I have traveled and volunteered with this school for seven years as the coordinator of a university study abroad program. During that time, I also was able to take my pre-teen children along. The hosts are flexible in designing opportunities that help you meet your specific service goals, challenge you to grow, and provide a chance for you to truly immerse yourself in the local culture. It quickly elevates from a service project to a shared experience, working alongside friends who have invited you into their homes and their lives. The environment is safe as long as you follow common-sense traveler guidelines like don’t flash cash around and don’t walk alone at night. Your hosts are living out their life’s passion to create a brighter future for the children they serve and that passion shines through in how they make you feel like an integral part of the pursuit of that dream. The country itself is absolutely beautiful. Be sure to take advantage of opportunities to go on safari, raft the Nile, and eat new foods. The host is able to help you arrange any of those excursions and experiences which makes it one-stop-shopping for the experience of a lifetime.
My wife and I traveled to Uganda to work with YOFAFO for our honeymoon. We had an incredibly memorable experience spending time with the students we sponsor who attend a YOFAFO school, Hopeland High School. Our stay at the YOFAFO volunteer headquarters with Valence and his family was wonderful – I still dream about the homecooked meals we enjoyed each night! This trip was such a great way to bond with my wife and give back to a non-profit that is doing amazing things for their community.

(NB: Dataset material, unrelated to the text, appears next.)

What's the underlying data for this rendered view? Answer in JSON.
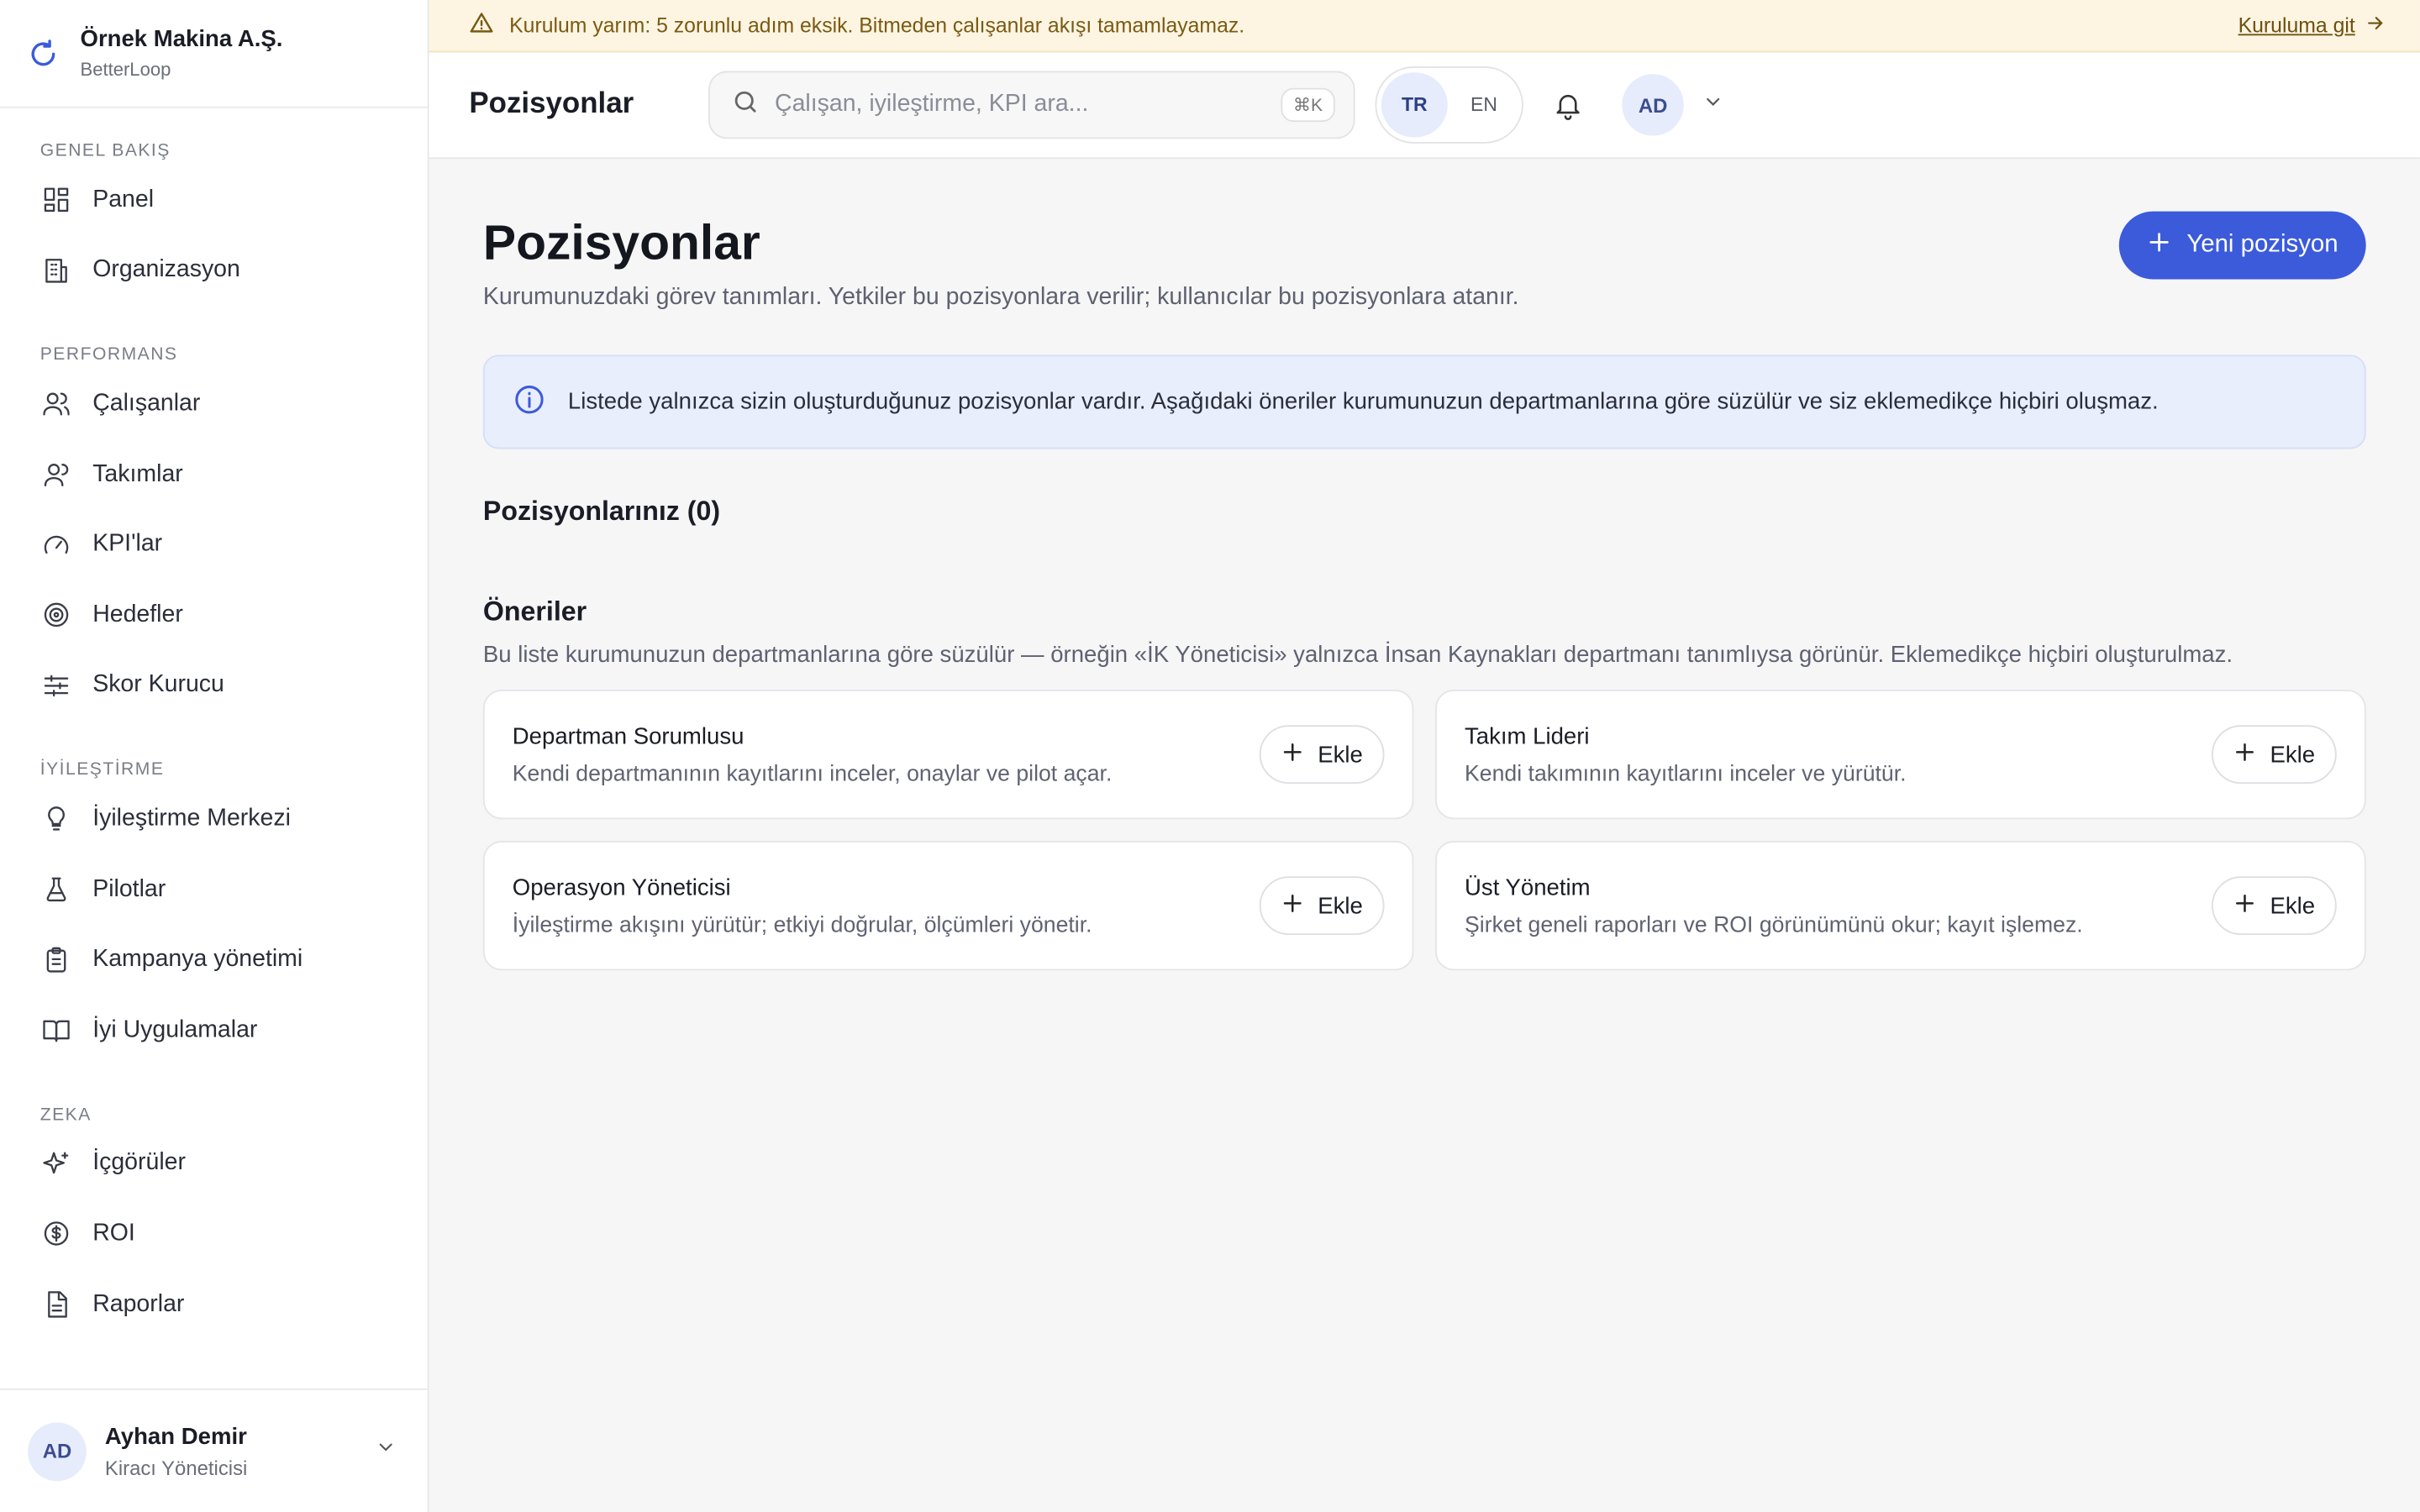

I traveled to Uganda to teach at a YOFAFO school (Hopeland Primary School) in 2013. I stayed in the volunteer quarters in Lugazi, with Valence (founder of YOFAFO) and his family staying at their home right beside us. I taught students in primary 5-7 (equivalent to 6th-8th grade in the US). My experience with the students was one of the most memorable of my life. I brought my laptop, and for most students it was their first time touching a computer. We studied, learned new material, talked, made music videos, sang under the trees outside the school, played soccer in the cow pasture; it was like a wonderful dream. At risk of sounding cliche, I left Uganda as a very different person – more full of life and appreciative of every experience I am offered. I was able to bring so much to my classroom in America and I feel like a different, and better teacher. I returned to stay with Valence with my husband after we were married, and after three years the students called my name when I came back to their classrooms – it was so emotional and I carry their faces in my memory always!